Sen. Thom Tillis, then a state representative who ultimately won the GOP nomination and later the general election, answered first. "I think, going back to Common Core, I’d start looking at the Department of Education," he said. "We existed for more than a century without one."
Tillis explained that he believed bureaucrats in the department were overpaid and were restricting teachers with unnecessary rules and regulations.
Harris, who answered next, said he agreed with Tillis and added that he would also consider cutting the energy and commerce departments. He said:
"Yeah, I would really say and agree with Thom that the fact that the Department of Education, as I mentioned earlier, has certainly demonstrated such an overreach and really is something that needs — education belongs in our state and our local communities, and so I think that that’s an area. But I’ll also add to that that I think when you look at the Department of Energy, when you look at the Department of Commerce, again I think that we’ve seen so many regulations that keep stopping and holding back the job creators here in our nation, that those would be departments I would be interested in seeing."

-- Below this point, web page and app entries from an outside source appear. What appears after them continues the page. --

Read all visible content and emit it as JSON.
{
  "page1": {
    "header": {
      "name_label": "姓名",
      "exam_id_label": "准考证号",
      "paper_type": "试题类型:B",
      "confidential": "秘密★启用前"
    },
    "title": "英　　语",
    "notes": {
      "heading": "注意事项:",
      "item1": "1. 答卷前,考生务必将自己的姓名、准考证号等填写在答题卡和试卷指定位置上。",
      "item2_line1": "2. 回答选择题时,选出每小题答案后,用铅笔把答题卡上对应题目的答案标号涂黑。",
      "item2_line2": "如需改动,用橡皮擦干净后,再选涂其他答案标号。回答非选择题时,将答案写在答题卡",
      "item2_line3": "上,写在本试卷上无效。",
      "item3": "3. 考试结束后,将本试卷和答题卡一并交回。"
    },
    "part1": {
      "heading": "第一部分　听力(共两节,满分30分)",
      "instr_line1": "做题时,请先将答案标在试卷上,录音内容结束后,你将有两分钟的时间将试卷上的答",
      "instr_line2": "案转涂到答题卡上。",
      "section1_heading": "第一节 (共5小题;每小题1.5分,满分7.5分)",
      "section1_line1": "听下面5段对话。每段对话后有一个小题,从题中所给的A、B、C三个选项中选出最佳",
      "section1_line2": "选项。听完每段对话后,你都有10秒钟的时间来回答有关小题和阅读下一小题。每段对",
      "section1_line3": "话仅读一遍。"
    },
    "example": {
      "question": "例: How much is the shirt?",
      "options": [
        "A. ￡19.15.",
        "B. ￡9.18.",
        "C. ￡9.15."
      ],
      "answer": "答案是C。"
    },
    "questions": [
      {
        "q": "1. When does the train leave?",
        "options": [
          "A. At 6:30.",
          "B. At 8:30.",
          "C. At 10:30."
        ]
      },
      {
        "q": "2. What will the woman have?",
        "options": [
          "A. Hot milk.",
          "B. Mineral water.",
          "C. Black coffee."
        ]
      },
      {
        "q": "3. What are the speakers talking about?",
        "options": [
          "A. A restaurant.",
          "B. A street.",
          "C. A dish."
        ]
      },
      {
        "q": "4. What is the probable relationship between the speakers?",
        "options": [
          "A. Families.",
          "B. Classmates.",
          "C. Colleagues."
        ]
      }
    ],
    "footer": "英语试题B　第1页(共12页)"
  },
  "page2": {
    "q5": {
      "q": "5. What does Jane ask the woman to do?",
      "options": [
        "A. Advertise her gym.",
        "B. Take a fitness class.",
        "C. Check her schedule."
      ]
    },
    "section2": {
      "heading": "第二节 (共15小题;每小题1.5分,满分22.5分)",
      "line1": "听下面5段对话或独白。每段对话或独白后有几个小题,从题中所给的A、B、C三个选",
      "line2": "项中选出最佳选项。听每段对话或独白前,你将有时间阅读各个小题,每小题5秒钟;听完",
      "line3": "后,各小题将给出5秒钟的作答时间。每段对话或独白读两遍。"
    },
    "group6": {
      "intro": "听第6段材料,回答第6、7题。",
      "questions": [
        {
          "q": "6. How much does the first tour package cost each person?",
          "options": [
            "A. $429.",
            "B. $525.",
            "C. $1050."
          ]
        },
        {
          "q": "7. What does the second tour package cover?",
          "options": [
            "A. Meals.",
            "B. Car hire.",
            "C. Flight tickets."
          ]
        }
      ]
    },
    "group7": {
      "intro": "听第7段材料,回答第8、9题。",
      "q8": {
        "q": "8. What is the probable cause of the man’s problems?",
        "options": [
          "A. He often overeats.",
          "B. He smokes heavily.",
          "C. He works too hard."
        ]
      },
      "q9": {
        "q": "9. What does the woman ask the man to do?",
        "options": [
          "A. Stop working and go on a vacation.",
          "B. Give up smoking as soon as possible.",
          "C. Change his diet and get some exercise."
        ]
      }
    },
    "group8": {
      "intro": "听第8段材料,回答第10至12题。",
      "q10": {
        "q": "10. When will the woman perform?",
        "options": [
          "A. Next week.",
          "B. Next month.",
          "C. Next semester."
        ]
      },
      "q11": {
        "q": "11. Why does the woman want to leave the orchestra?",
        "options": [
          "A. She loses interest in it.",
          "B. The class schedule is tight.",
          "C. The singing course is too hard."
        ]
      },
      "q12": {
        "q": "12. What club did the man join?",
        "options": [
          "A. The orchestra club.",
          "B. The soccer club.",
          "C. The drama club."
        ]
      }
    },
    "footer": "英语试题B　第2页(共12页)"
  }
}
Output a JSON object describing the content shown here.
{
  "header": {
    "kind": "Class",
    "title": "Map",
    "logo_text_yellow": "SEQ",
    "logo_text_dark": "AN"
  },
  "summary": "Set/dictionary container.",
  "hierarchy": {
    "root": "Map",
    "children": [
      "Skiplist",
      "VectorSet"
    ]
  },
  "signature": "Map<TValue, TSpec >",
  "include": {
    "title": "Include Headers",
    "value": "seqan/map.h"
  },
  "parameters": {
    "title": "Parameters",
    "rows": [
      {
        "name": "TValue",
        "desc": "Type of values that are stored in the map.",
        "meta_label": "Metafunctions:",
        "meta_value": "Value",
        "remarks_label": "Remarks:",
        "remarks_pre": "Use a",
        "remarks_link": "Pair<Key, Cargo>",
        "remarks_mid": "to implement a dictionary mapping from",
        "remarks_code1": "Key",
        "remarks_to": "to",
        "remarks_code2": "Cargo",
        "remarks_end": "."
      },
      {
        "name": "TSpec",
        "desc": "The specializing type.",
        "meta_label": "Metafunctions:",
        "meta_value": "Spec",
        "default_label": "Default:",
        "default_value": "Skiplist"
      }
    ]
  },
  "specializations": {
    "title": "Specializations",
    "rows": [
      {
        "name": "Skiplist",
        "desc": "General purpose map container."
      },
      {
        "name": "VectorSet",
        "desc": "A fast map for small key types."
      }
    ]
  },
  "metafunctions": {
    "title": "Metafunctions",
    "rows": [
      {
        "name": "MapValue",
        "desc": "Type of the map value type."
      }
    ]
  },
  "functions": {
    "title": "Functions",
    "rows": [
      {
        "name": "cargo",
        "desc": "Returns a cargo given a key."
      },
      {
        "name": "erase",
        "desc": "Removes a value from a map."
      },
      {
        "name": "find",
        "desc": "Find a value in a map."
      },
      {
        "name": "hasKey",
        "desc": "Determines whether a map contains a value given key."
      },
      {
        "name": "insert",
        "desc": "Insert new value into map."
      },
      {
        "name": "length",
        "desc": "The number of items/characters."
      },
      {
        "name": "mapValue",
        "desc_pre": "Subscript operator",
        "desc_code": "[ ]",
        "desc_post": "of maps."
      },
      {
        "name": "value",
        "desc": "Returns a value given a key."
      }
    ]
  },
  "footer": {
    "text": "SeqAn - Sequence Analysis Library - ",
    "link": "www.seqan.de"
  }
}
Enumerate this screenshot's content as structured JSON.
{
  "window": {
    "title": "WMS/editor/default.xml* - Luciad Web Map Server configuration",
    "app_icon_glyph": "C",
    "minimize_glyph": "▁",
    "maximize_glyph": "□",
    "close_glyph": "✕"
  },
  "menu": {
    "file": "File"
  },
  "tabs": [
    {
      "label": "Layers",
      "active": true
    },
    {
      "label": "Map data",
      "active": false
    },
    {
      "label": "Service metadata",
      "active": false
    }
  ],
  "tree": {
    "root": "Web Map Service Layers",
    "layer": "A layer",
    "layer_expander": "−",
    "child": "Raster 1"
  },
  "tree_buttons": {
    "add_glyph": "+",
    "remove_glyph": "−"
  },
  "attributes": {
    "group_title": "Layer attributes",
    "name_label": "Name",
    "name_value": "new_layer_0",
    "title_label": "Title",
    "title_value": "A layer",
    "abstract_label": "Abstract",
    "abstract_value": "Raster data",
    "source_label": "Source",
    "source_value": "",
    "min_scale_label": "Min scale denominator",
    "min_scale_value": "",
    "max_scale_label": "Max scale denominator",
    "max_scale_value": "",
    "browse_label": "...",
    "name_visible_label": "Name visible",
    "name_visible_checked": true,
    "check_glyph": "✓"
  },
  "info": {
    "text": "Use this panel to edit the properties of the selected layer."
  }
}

Clearly, Harris was on board with Tillis’s suggestion that the Education Department should be eliminated, even if he also included the Energy and Commerce Departments in his response.
Aaron Simpson, communications manager for the McCready campaign, pointed to the Charlotte Observer’s coverage of that debate as evidence in support of McCready’s claim.
Simpson also noted that Harris did not refute the claim during the Oct. 10 debate. Instead, Harris countered that the department had overstepped its authority and that its responsibilities would be better left to the states.
"I have clearly stated that the Department of Education has lost its purpose and its way from when it was founded," Harris said. "It has become a larger agency. It has become an animal that is eating money."
Later during that debate, after McCready repeated the same claim, Harris lamented that his opponent "continues to go back and reiterate about the Department of Education."
"Again, I will make clear, the Department of Education has gotten to a place where they are holding our money back if you do not go along with Common Core and other pieces on education that do not fit with what the citizens of North Carolina have wanted," Harris said.
"Local control, state control of education has always been the best answer," he added.
Andy Yates, a spokesman for the Harris campaign, said Harris still stands by his belief. "Mark is passionate that education is a state and local issue and that we need to keep the federal government out of our classrooms and out of our education," Yates said.
McCready said, "Mark Harris has said he would abolish the Department of Education."
In 2014, during a GOP primary debate for the U.S. Senate, Harris said he thought there were enough problems with the Education Department to get rid of it. His statements since then have supported that position.
We rate McCready’s statement True.
This story was produced by the North Carolina Fact-Checking Project, a partnership of McClatchy Carolinas, the Duke University Reporters’ Lab and PolitiFact. The NC Local News Lab Fund and the International Center for Journalists provide support for the project, which shares fact-checks with newsrooms statewide.
9th Congressional District debate live on Spectrum News, Oct. 17, 2018
C-Span, "North Carolina 9th Congressional District Debate," Oct. 10, 2018
Doxi Dersa on YouTube, "Time Warner NC US Senate Primary Debate 04/22/14," April 23, 2014
The Charlotte Observer, "Greg Brannon targets Thom Tillis in the first GOP Senate debate," April 24, 2014
The Charlotte Observer, "Republican Senate candidates pledge to close federal departments," April 22, 2014
Phone interview with Andy Yates, spokesman for the Mark Harris campaign, Oct. 18, 2018
Phone interview with Aaron Simpson, spokesman for the Dan McCready campaign, Oct. 18, 2018
Read About Our Process
In a world of wild talk and fake news, help us stand up for the facts.